Each entry below should be output exactly, apart from its images.

* Data
*****

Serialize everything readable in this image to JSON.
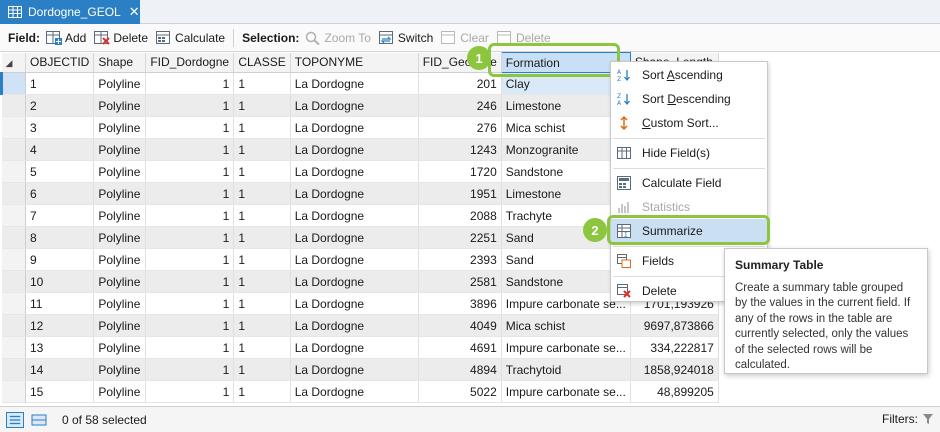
{
  "tab": {
    "label": "Dordogne_GEOL",
    "close": "✕"
  },
  "toolbar": {
    "field_label": "Field:",
    "add": "Add",
    "delete": "Delete",
    "calculate": "Calculate",
    "selection_label": "Selection:",
    "zoom_to": "Zoom To",
    "switch": "Switch",
    "clear": "Clear",
    "delete_sel": "Delete"
  },
  "columns": [
    "OBJECTID",
    "Shape",
    "FID_Dordogne",
    "CLASSE",
    "TOPONYME",
    "FID_Geologie",
    "Formation",
    "Shape_Length"
  ],
  "rows": [
    [
      "1",
      "Polyline",
      "1",
      "1",
      "La Dordogne",
      "201",
      "Clay",
      ""
    ],
    [
      "2",
      "Polyline",
      "1",
      "1",
      "La Dordogne",
      "246",
      "Limestone",
      ""
    ],
    [
      "3",
      "Polyline",
      "1",
      "1",
      "La Dordogne",
      "276",
      "Mica schist",
      ""
    ],
    [
      "4",
      "Polyline",
      "1",
      "1",
      "La Dordogne",
      "1243",
      "Monzogranite",
      ""
    ],
    [
      "5",
      "Polyline",
      "1",
      "1",
      "La Dordogne",
      "1720",
      "Sandstone",
      ""
    ],
    [
      "6",
      "Polyline",
      "1",
      "1",
      "La Dordogne",
      "1951",
      "Limestone",
      ""
    ],
    [
      "7",
      "Polyline",
      "1",
      "1",
      "La Dordogne",
      "2088",
      "Trachyte",
      ""
    ],
    [
      "8",
      "Polyline",
      "1",
      "1",
      "La Dordogne",
      "2251",
      "Sand",
      ""
    ],
    [
      "9",
      "Polyline",
      "1",
      "1",
      "La Dordogne",
      "2393",
      "Sand",
      ""
    ],
    [
      "10",
      "Polyline",
      "1",
      "1",
      "La Dordogne",
      "2581",
      "Sandstone",
      ""
    ],
    [
      "11",
      "Polyline",
      "1",
      "1",
      "La Dordogne",
      "3896",
      "Impure carbonate se...",
      "1701,193926"
    ],
    [
      "12",
      "Polyline",
      "1",
      "1",
      "La Dordogne",
      "4049",
      "Mica schist",
      "9697,873866"
    ],
    [
      "13",
      "Polyline",
      "1",
      "1",
      "La Dordogne",
      "4691",
      "Impure carbonate se...",
      "334,222817"
    ],
    [
      "14",
      "Polyline",
      "1",
      "1",
      "La Dordogne",
      "4894",
      "Trachytoid",
      "1858,924018"
    ],
    [
      "15",
      "Polyline",
      "1",
      "1",
      "La Dordogne",
      "5022",
      "Impure carbonate se...",
      "48,899205"
    ]
  ],
  "context_menu": {
    "sort_asc": "Sort Ascending",
    "sort_desc": "Sort Descending",
    "custom_sort": "Custom Sort...",
    "hide_fields": "Hide Field(s)",
    "calculate_field": "Calculate Field",
    "statistics": "Statistics",
    "summarize": "Summarize",
    "fields": "Fields",
    "delete": "Delete"
  },
  "callouts": {
    "one": "1",
    "two": "2"
  },
  "tooltip": {
    "title": "Summary Table",
    "body": "Create a summary table grouped by the values in the current field. If any of the rows in the table are currently selected, only the values of the selected rows will be calculated."
  },
  "status": {
    "count": "0 of 58 selected",
    "filters": "Filters:"
  },
  "colors": {
    "accent": "#2b7fc4",
    "highlight": "#8cc63f",
    "menu_hover": "#cbdff3"
  }
}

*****

* Task answer
Serialize everything readable in this image to JSON.
{
  "tab": {
    "label": "Dordogne_GEOL",
    "close": "✕"
  },
  "toolbar": {
    "field_label": "Field:",
    "add": "Add",
    "delete": "Delete",
    "calculate": "Calculate",
    "selection_label": "Selection:",
    "zoom_to": "Zoom To",
    "switch": "Switch",
    "clear": "Clear",
    "delete_sel": "Delete"
  },
  "columns": [
    "OBJECTID",
    "Shape",
    "FID_Dordogne",
    "CLASSE",
    "TOPONYME",
    "FID_Geologie",
    "Formation",
    "Shape_Length"
  ],
  "rows": [
    [
      "1",
      "Polyline",
      "1",
      "1",
      "La Dordogne",
      "201",
      "Clay",
      ""
    ],
    [
      "2",
      "Polyline",
      "1",
      "1",
      "La Dordogne",
      "246",
      "Limestone",
      ""
    ],
    [
      "3",
      "Polyline",
      "1",
      "1",
      "La Dordogne",
      "276",
      "Mica schist",
      ""
    ],
    [
      "4",
      "Polyline",
      "1",
      "1",
      "La Dordogne",
      "1243",
      "Monzogranite",
      ""
    ],
    [
      "5",
      "Polyline",
      "1",
      "1",
      "La Dordogne",
      "1720",
      "Sandstone",
      ""
    ],
    [
      "6",
      "Polyline",
      "1",
      "1",
      "La Dordogne",
      "1951",
      "Limestone",
      ""
    ],
    [
      "7",
      "Polyline",
      "1",
      "1",
      "La Dordogne",
      "2088",
      "Trachyte",
      ""
    ],
    [
      "8",
      "Polyline",
      "1",
      "1",
      "La Dordogne",
      "2251",
      "Sand",
      ""
    ],
    [
      "9",
      "Polyline",
      "1",
      "1",
      "La Dordogne",
      "2393",
      "Sand",
      ""
    ],
    [
      "10",
      "Polyline",
      "1",
      "1",
      "La Dordogne",
      "2581",
      "Sandstone",
      ""
    ],
    [
      "11",
      "Polyline",
      "1",
      "1",
      "La Dordogne",
      "3896",
      "Impure carbonate se...",
      "1701,193926"
    ],
    [
      "12",
      "Polyline",
      "1",
      "1",
      "La Dordogne",
      "4049",
      "Mica schist",
      "9697,873866"
    ],
    [
      "13",
      "Polyline",
      "1",
      "1",
      "La Dordogne",
      "4691",
      "Impure carbonate se...",
      "334,222817"
    ],
    [
      "14",
      "Polyline",
      "1",
      "1",
      "La Dordogne",
      "4894",
      "Trachytoid",
      "1858,924018"
    ],
    [
      "15",
      "Polyline",
      "1",
      "1",
      "La Dordogne",
      "5022",
      "Impure carbonate se...",
      "48,899205"
    ]
  ],
  "context_menu": {
    "sort_asc": "Sort Ascending",
    "sort_desc": "Sort Descending",
    "custom_sort": "Custom Sort...",
    "hide_fields": "Hide Field(s)",
    "calculate_field": "Calculate Field",
    "statistics": "Statistics",
    "summarize": "Summarize",
    "fields": "Fields",
    "delete": "Delete"
  },
  "callouts": {
    "one": "1",
    "two": "2"
  },
  "tooltip": {
    "title": "Summary Table",
    "body": "Create a summary table grouped by the values in the current field. If any of the rows in the table are currently selected, only the values of the selected rows will be calculated."
  },
  "status": {
    "count": "0 of 58 selected",
    "filters": "Filters:"
  },
  "colors": {
    "accent": "#2b7fc4",
    "highlight": "#8cc63f",
    "menu_hover": "#cbdff3"
  }
}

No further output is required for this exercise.